Centerprise allows you to rerun any flow after the flow finished running. Whether it is a failed flow or one that ended successfully, you can rerun it by right-clicking it in the Monitor grid and selecting ‘Rerun’ command. The Rerun command will run the entire workflow from the beginning if you rerun the master workflow. If you rerun an inner level workflow, it will rerun that level only, and will not proceed to rerunning the remaining steps in its parent flow, if any.
To rerun any flow, open ‘Monitor’ from ‘Server’ menu, right-click on the flow that you want to rerun and select ‘Rerun selected job.’
You will get a pop-up message for confirmation. Click ‘Yes.’
You can see in the Job Progress window that it has run the entire master workflow in this scenario. All the tasks that reran are highlighted in the trace below.
Rerun After Abnormal Termination
In addition to the workflow rerun features discussed above, you can also schedule a job to automatically rerun after error in Centerprise, eliminating the need to rerun it manually in case of an error. You can do so by setting the Schedule frequency as ‘Continuous’ and enabling the ‘Rerun After Abnormal Termination’ feature.

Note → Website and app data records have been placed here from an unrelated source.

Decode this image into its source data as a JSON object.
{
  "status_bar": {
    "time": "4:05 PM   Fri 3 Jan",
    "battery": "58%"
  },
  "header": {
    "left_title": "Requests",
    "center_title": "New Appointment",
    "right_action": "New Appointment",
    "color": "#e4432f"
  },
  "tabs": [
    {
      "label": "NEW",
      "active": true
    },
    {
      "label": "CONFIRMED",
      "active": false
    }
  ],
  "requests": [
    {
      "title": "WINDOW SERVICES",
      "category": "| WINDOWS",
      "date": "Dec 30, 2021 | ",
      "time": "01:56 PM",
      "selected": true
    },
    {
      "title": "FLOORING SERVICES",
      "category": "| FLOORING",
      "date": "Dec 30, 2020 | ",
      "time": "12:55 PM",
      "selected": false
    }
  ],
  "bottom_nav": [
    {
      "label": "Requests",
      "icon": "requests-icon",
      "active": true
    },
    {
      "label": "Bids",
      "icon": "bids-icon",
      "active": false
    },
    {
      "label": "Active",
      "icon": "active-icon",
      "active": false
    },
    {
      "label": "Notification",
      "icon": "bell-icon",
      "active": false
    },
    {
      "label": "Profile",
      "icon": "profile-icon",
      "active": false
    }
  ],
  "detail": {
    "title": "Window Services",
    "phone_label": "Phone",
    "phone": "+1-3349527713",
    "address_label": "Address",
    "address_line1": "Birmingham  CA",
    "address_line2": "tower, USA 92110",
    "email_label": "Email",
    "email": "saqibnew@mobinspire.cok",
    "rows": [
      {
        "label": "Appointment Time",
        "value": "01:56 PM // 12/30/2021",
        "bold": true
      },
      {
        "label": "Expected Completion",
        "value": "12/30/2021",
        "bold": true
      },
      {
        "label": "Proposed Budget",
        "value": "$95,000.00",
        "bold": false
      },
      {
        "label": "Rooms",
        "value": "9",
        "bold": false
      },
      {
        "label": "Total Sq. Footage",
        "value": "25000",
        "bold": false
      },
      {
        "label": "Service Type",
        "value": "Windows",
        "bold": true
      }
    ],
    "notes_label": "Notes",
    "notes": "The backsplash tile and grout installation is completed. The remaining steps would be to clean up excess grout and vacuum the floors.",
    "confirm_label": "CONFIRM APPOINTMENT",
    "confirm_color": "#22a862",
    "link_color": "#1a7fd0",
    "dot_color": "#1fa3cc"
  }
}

To schedule a job, open the ‘Job Schedules’ from Server menu.
Specify the ‘Name,’ provide the ‘File Path,’ point to the ‘Server,’ set the ‘Frequency,’ ‘Scope,’ and ‘Continuous Settings.’ You can see in the screenshot below that we have set the frequency to ‘Continuous’ and checked ‘Rerun After Abnormal Job Termination.’ When this option is checked, the flow will keep on running repeatedly even if the previous run ends in error. You can also specify the hours between which you want the flow to run, and you can add maximum and minimum seconds to wait before a job is scheduled to rerun.
Note: For temporal schedules, such as Hourly, Daily, Monthly etc, the next instance of the scheduled job will always start on schedule, regardless of whether the previous run completed successfully or failed.
Once you save this schedule, the job starts running. You can see in the Monitor that it is rerunning continuously despite errors.